Praise For Arnold Schoenberg's A Survivor from Warsaw in Postwar Europe (California Studies in 20th-Century Music #17)

"Highly recommended. Yields rich, evocative insights into a period of modernist music making now receding from consciousness."

"Joy Calico, however, writes with an ease and fluidity that positively invite the reader to understand her ideas and observations. She takes one of Schoenberg’s most important American works and uses it as a political barometer during the crucial post-war years of 1948 to 1968. As concepts go, it is quite brilliant. Addressing Cold War cultural politics in Germany, Austria, Norway, Poland and Czechoslovakia using Schoenberg’s A Survivor from Warsaw clearly illuminates the political complexities of the time."
— Michael Haas

"Joy H. Calico’s new book is an impressive work of cultural history... on its own, fascinating terms, Calico has written a book that will repay attention from a variety of readers."
— H-German

University of California Press, 9780520281868, 272pp.

Publication Date: March 15, 2014

About the Author
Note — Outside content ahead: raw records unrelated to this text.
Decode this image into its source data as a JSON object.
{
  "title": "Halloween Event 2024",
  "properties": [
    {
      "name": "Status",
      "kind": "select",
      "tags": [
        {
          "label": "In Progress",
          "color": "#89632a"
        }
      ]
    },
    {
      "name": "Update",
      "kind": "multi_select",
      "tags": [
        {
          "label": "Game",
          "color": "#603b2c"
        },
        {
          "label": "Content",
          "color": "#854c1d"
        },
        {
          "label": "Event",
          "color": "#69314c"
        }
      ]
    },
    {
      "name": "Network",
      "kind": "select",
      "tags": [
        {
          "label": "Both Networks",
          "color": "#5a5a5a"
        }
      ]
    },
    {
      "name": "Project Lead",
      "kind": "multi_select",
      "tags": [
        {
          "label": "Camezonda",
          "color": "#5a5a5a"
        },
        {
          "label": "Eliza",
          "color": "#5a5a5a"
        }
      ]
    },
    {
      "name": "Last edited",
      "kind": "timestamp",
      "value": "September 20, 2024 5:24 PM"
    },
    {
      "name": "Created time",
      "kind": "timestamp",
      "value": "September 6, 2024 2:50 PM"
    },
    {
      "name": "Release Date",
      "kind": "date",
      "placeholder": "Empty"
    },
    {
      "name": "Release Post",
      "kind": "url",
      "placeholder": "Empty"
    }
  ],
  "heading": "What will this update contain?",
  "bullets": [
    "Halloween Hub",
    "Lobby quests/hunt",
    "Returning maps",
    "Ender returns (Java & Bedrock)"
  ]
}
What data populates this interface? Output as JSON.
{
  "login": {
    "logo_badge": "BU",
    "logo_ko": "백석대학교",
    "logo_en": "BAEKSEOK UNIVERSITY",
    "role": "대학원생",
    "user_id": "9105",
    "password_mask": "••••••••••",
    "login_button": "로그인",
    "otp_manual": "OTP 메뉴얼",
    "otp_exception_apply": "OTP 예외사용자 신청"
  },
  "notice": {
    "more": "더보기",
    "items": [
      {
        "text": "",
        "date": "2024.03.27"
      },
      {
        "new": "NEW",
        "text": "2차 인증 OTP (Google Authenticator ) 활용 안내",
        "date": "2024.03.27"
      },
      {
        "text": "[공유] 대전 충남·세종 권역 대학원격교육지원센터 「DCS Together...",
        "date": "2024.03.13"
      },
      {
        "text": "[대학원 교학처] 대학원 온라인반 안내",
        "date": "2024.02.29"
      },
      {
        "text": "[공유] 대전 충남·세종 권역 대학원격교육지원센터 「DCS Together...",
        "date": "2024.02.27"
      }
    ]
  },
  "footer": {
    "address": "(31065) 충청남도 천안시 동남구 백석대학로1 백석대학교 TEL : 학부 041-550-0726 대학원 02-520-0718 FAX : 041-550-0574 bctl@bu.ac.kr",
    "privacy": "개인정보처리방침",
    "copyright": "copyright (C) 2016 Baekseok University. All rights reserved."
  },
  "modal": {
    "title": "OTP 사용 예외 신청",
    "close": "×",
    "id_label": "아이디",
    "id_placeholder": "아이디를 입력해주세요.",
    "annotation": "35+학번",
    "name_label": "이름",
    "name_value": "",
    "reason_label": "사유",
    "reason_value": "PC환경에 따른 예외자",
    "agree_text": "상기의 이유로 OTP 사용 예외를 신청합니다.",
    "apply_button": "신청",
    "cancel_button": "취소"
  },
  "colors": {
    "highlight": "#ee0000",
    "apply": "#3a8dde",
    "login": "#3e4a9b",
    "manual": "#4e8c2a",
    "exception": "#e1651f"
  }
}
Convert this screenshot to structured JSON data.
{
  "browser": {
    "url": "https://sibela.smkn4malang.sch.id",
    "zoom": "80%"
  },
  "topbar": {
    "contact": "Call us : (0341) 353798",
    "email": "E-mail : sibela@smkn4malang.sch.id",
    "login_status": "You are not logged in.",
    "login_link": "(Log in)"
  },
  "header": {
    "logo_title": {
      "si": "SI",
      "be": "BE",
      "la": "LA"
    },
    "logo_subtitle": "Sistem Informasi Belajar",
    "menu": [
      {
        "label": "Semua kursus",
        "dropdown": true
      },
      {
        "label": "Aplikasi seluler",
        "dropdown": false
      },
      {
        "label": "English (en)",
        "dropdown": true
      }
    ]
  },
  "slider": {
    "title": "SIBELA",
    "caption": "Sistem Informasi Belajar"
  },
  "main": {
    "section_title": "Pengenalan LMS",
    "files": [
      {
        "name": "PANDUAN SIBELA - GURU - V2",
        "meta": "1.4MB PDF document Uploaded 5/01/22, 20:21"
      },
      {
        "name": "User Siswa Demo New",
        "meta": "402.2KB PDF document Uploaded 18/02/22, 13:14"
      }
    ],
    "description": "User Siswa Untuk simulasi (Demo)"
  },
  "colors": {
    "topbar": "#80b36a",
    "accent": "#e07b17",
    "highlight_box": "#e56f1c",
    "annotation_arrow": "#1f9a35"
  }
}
Joy H. Calico is Associate Professor of Musicology and Director of the Max Kade Center for European and German Studies at Vanderbilt University and the author of Brecht at the Opera (UC Press).